The F distribution has a pair (df1 = , df2 = ) of numbers for the degree of freedom. The shape of the distribution is unimodal and skewed to the right, exhibiting a long right-hand tail. The critical point for the F distribution, denoted by $ F_{\alpha,df1,df2}$, corresponds to the upper tail region of level $ \alpha$.

The critical point $ F_{1-\alpha,df1,df2}$ can be found from $ F_{\alpha,df2,df1}$ via the formula $ F_{1-\alpha,df1,df2} = \displaystyle\frac{1}{F_{\alpha,df2,df1}}$. Thus, an lower-tailed region is related to the upper-tailed region.

Level (p-value) $ \alpha =$
Upper-tailed region $ X > F_{\alpha,df1,df2} =$

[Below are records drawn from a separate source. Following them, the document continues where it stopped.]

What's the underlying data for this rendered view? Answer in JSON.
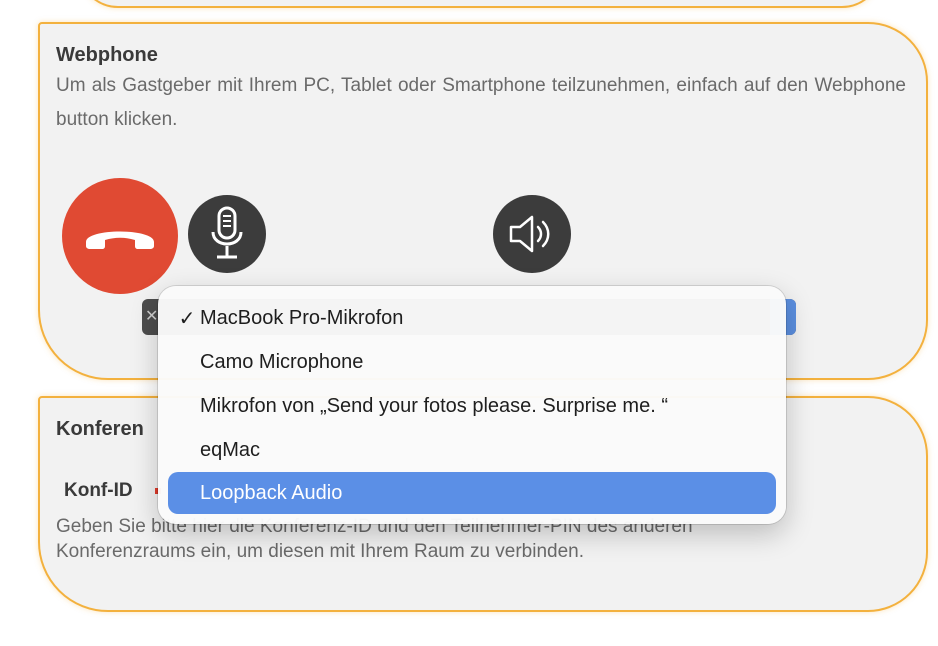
{
  "webphone": {
    "title": "Webphone",
    "description": "Um als Gastgeber mit Ihrem PC, Tablet oder Smartphone teilzunehmen, einfach auf den Webphone button klicken."
  },
  "konferenz": {
    "title_visible": "Konferen",
    "field_label": "Konf-ID",
    "description": "Geben Sie bitte hier die Konferenz-ID und den Teilnehmer-PIN des anderen Konferenzraums ein, um diesen mit Ihrem Raum zu verbinden."
  },
  "select": {
    "clear_glyph": "✕"
  },
  "mic_menu": {
    "items": [
      {
        "label": "MacBook Pro-Mikrofon",
        "checked": true,
        "highlighted": false
      },
      {
        "label": "Camo Microphone",
        "checked": false,
        "highlighted": false
      },
      {
        "label": "Mikrofon von „Send your fotos please. Surprise me. “",
        "checked": false,
        "highlighted": false
      },
      {
        "label": "eqMac",
        "checked": false,
        "highlighted": false
      },
      {
        "label": "Loopback Audio",
        "checked": false,
        "highlighted": true
      }
    ],
    "check_glyph": "✓"
  },
  "colors": {
    "panel_border": "#f3b13e",
    "hangup": "#e04a33",
    "icon_button": "#3c3c3c",
    "menu_highlight": "#5b8fe6"
  },
  "icons": [
    "hangup-phone-icon",
    "microphone-icon",
    "speaker-icon",
    "checkmark-icon",
    "clear-icon"
  ]
}
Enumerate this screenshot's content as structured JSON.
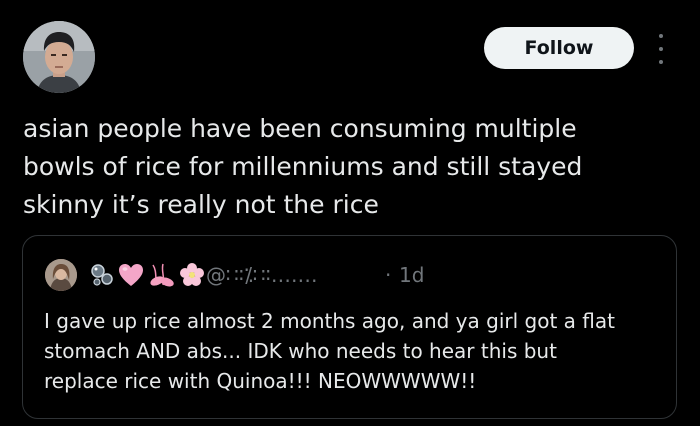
{
  "header": {
    "follow_label": "Follow",
    "avatar_icon": "profile-photo-man",
    "more_icon": "more-vertical-icon"
  },
  "tweet": {
    "text": "asian people have been consuming multiple\nbowls of rice for millenniums and still stayed\nskinny it’s really not the rice"
  },
  "quote": {
    "avatar_icon": "profile-photo-woman",
    "name_emojis": [
      "bubbles-icon",
      "pink-heart-icon",
      "ballet-shoes-icon",
      "cherry-blossom-icon"
    ],
    "handle": "@∷∶⁒∷∶‥‥․‥",
    "separator": "·",
    "time": "1d",
    "text": "I gave up rice almost 2 months ago, and ya girl got a flat\nstomach AND abs... IDK who needs to hear this but\nreplace rice with Quinoa!!! NEOWWWWW!!"
  },
  "colors": {
    "background": "#000000",
    "text_primary": "#e7e9ea",
    "text_secondary": "#71767b",
    "border": "#2f3336",
    "follow_bg": "#eff3f4",
    "follow_text": "#0f1419"
  }
}
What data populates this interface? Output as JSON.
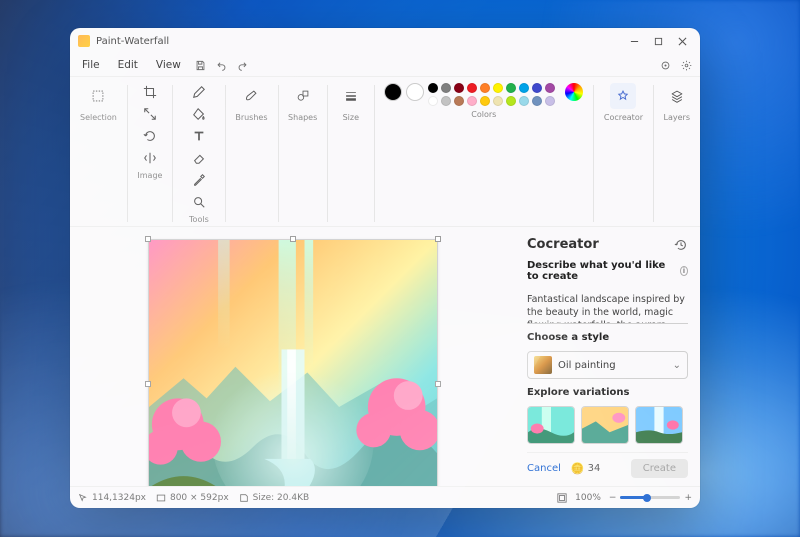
{
  "window": {
    "app_name": "Paint",
    "document_name": "Waterfall",
    "title_sep": " - "
  },
  "menubar": {
    "file": "File",
    "edit": "Edit",
    "view": "View"
  },
  "ribbon": {
    "selection": "Selection",
    "image": "Image",
    "tools": "Tools",
    "brushes": "Brushes",
    "shapes": "Shapes",
    "size": "Size",
    "colors": "Colors",
    "cocreator": "Cocreator",
    "layers": "Layers"
  },
  "palette_colors_row1": [
    "#000000",
    "#7f7f7f",
    "#880015",
    "#ed1c24",
    "#ff7f27",
    "#fff200",
    "#22b14c",
    "#00a2e8",
    "#3f48cc",
    "#a349a4"
  ],
  "palette_colors_row2": [
    "#ffffff",
    "#c3c3c3",
    "#b97a57",
    "#ffaec9",
    "#ffc90e",
    "#efe4b0",
    "#b5e61d",
    "#99d9ea",
    "#7092be",
    "#c8bfe7"
  ],
  "cocreator": {
    "title": "Cocreator",
    "describe_label": "Describe what you'd like to create",
    "prompt_value": "Fantastical landscape inspired by the beauty in the world, magic flowing waterfalls, the aurora borealis, tall trees, flowers, plants and a pink, yellow and blue sky.",
    "style_label": "Choose a style",
    "style_value": "Oil painting",
    "explore_label": "Explore variations",
    "cancel": "Cancel",
    "credits": "34",
    "generate": "Create"
  },
  "status": {
    "cursor": "114,1324px",
    "canvas_size": "800 × 592px",
    "file_size": "Size: 20.4KB",
    "zoom": "100%"
  }
}
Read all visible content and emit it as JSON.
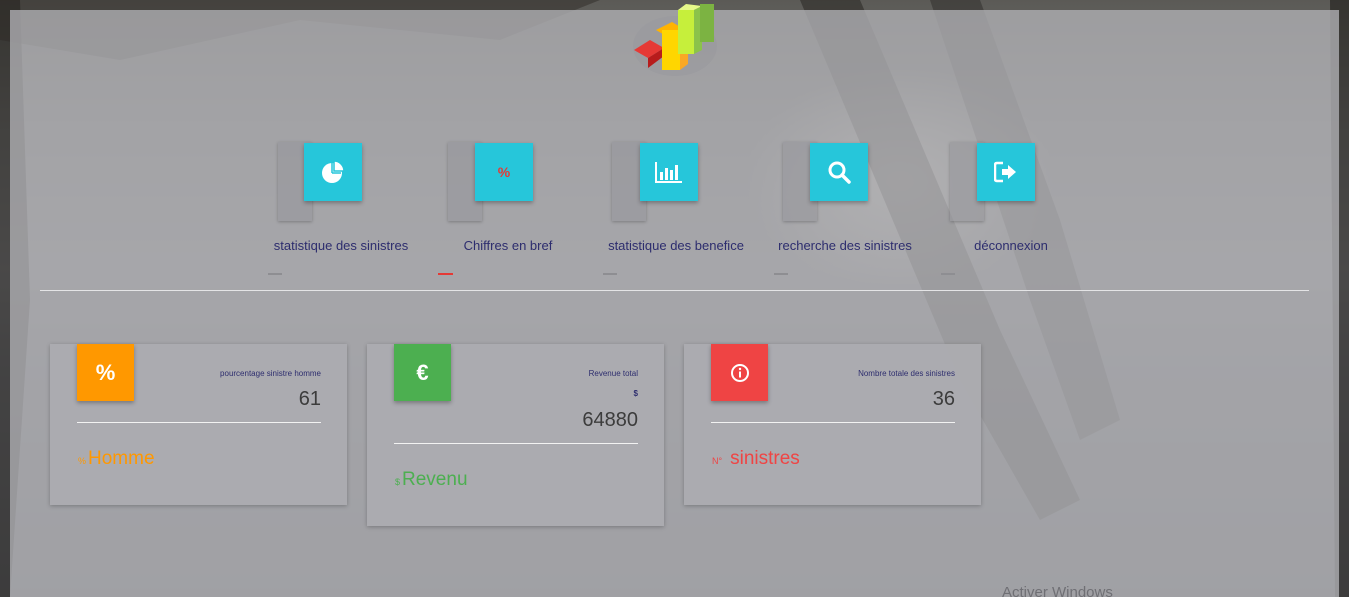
{
  "nav": {
    "items": [
      {
        "label": "statistique des sinistres",
        "icon": "pie-chart-icon",
        "active": false
      },
      {
        "label": "Chiffres en bref",
        "icon": "percent-icon",
        "active": true
      },
      {
        "label": "statistique des benefice",
        "icon": "bar-chart-icon",
        "active": false
      },
      {
        "label": "recherche des sinistres",
        "icon": "search-icon",
        "active": false
      },
      {
        "label": "déconnexion",
        "icon": "logout-icon",
        "active": false
      }
    ],
    "tile_color": "#26c6da",
    "active_color": "#e53935",
    "percent_glyph": "%"
  },
  "cards": [
    {
      "icon_glyph": "%",
      "icon": "percent-icon",
      "color": "#ff9800",
      "category": "pourcentage sinistre homme",
      "unit": "",
      "value": "61",
      "footer_prefix": "%",
      "footer_text": "Homme"
    },
    {
      "icon_glyph": "€",
      "icon": "euro-icon",
      "color": "#4caf50",
      "category": "Revenue total",
      "unit": "$",
      "value": "64880",
      "footer_prefix": "$",
      "footer_text": "Revenu"
    },
    {
      "icon_glyph": "i",
      "icon": "info-icon",
      "color": "#ef4444",
      "category": "Nombre totale des sinistres",
      "unit": "",
      "value": "36",
      "footer_prefix": "N°",
      "footer_text": "sinistres"
    }
  ],
  "watermark": "Activer Windows"
}
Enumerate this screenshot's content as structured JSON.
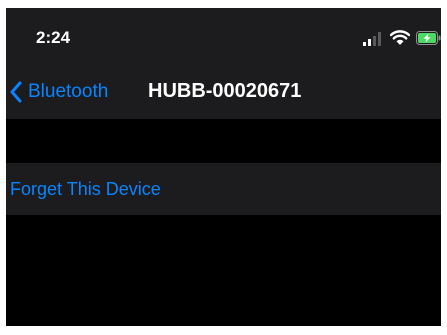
{
  "status_bar": {
    "time": "2:24",
    "icons": [
      "signal-icon",
      "wifi-icon",
      "charging-battery-icon"
    ]
  },
  "nav": {
    "back_label": "Bluetooth",
    "title": "HUBB-00020671"
  },
  "list": {
    "forget_label": "Forget This Device"
  },
  "colors": {
    "background": "#000000",
    "bar_background": "#1c1c1e",
    "accent": "#0a84ff",
    "battery_charging": "#4cd964",
    "text": "#ffffff"
  }
}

Suppose that the sample variances $ S_1^2$ and $ S_2^2$ are obtained respectively from Group 1 and Group 2 with the respective sample size $ n_1$ and $ n_2$, and that the two groups are independently observed and both satisfy the normality assumption. Then the statistic $ X = \displaystyle\frac{S_1^2/\sigma_1^2}{S_2^2/\sigma_2^2}$ with true variances  $ \sigma_1^2$ and $ \sigma_2^2$ from the respective groups has the F distribution with degree $ (df1,df2) = (n_1-1, n_2-1)$ of freedom.